■ **TASK GOAL**:
Give every entry again, unchanged, and leave its images out.

■ **RECORDED DATA**:
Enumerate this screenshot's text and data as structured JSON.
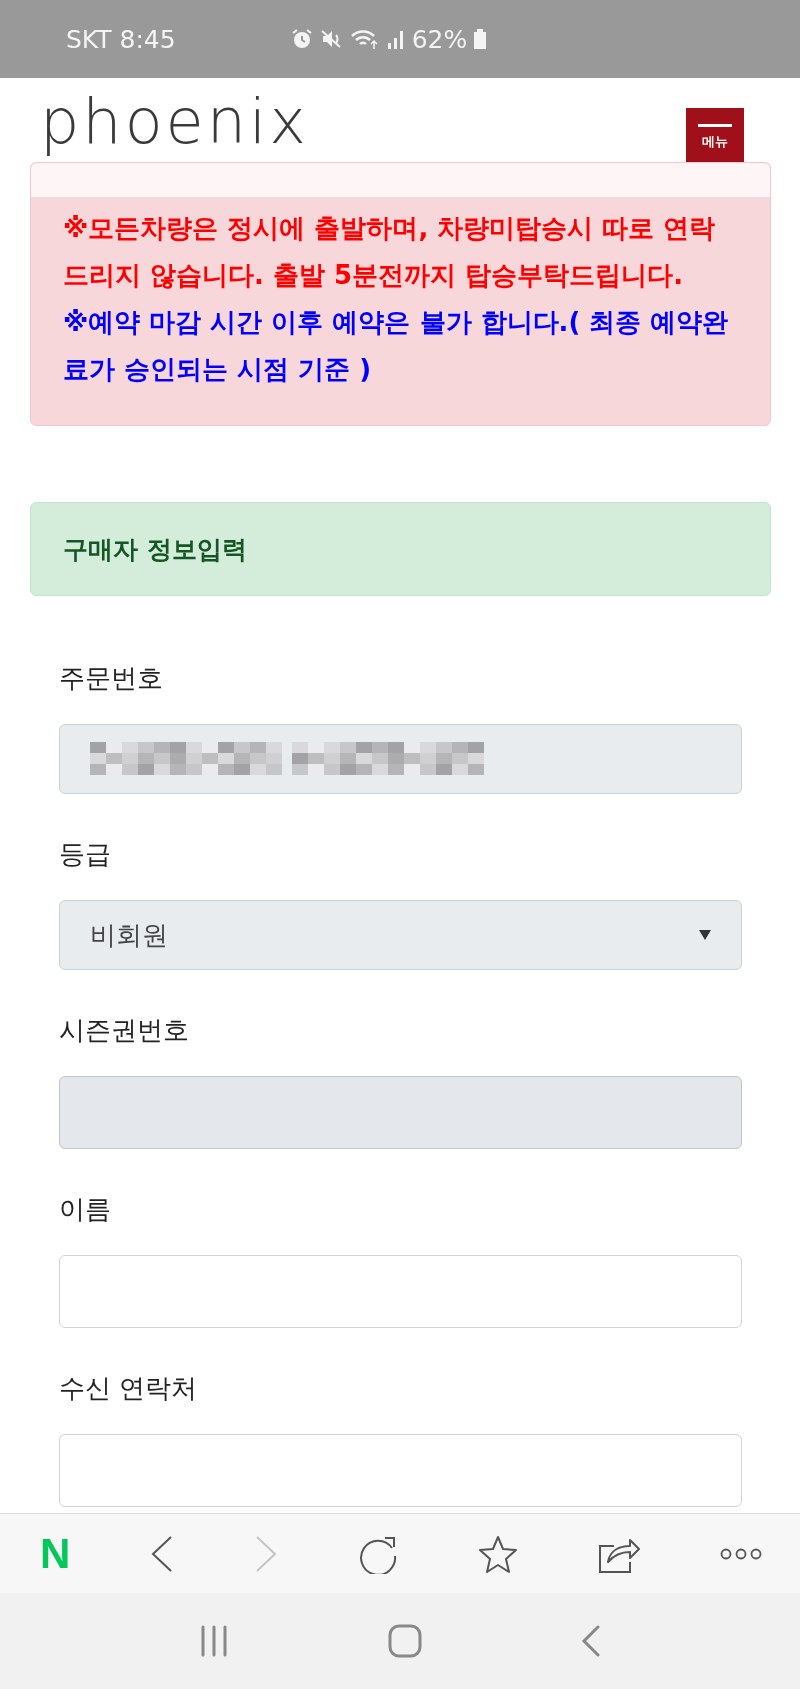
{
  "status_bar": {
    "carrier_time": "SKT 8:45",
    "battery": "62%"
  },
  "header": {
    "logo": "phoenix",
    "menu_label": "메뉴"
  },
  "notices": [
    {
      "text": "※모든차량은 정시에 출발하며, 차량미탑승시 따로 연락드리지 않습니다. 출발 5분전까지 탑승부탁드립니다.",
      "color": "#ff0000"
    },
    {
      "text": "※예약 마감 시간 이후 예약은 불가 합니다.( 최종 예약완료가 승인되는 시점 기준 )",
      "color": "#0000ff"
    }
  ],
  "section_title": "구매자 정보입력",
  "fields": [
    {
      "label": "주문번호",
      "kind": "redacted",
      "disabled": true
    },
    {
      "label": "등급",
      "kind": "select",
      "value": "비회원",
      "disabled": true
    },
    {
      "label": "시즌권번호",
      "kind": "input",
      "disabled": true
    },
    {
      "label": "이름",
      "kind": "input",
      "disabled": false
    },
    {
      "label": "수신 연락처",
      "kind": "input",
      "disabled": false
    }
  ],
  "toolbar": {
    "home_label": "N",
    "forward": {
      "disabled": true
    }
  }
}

■ **TASK RESPONSE**:
Enumerate this screenshot's text and data as structured JSON.
{
  "status_bar": {
    "carrier_time": "SKT 8:45",
    "battery": "62%"
  },
  "header": {
    "logo": "phoenix",
    "menu_label": "메뉴"
  },
  "notices": [
    {
      "text": "※모든차량은 정시에 출발하며, 차량미탑승시 따로 연락드리지 않습니다. 출발 5분전까지 탑승부탁드립니다.",
      "color": "#ff0000"
    },
    {
      "text": "※예약 마감 시간 이후 예약은 불가 합니다.( 최종 예약완료가 승인되는 시점 기준 )",
      "color": "#0000ff"
    }
  ],
  "section_title": "구매자 정보입력",
  "fields": [
    {
      "label": "주문번호",
      "kind": "redacted",
      "disabled": true
    },
    {
      "label": "등급",
      "kind": "select",
      "value": "비회원",
      "disabled": true
    },
    {
      "label": "시즌권번호",
      "kind": "input",
      "disabled": true
    },
    {
      "label": "이름",
      "kind": "input",
      "disabled": false
    },
    {
      "label": "수신 연락처",
      "kind": "input",
      "disabled": false
    }
  ],
  "toolbar": {
    "home_label": "N",
    "forward": {
      "disabled": true
    }
  }
}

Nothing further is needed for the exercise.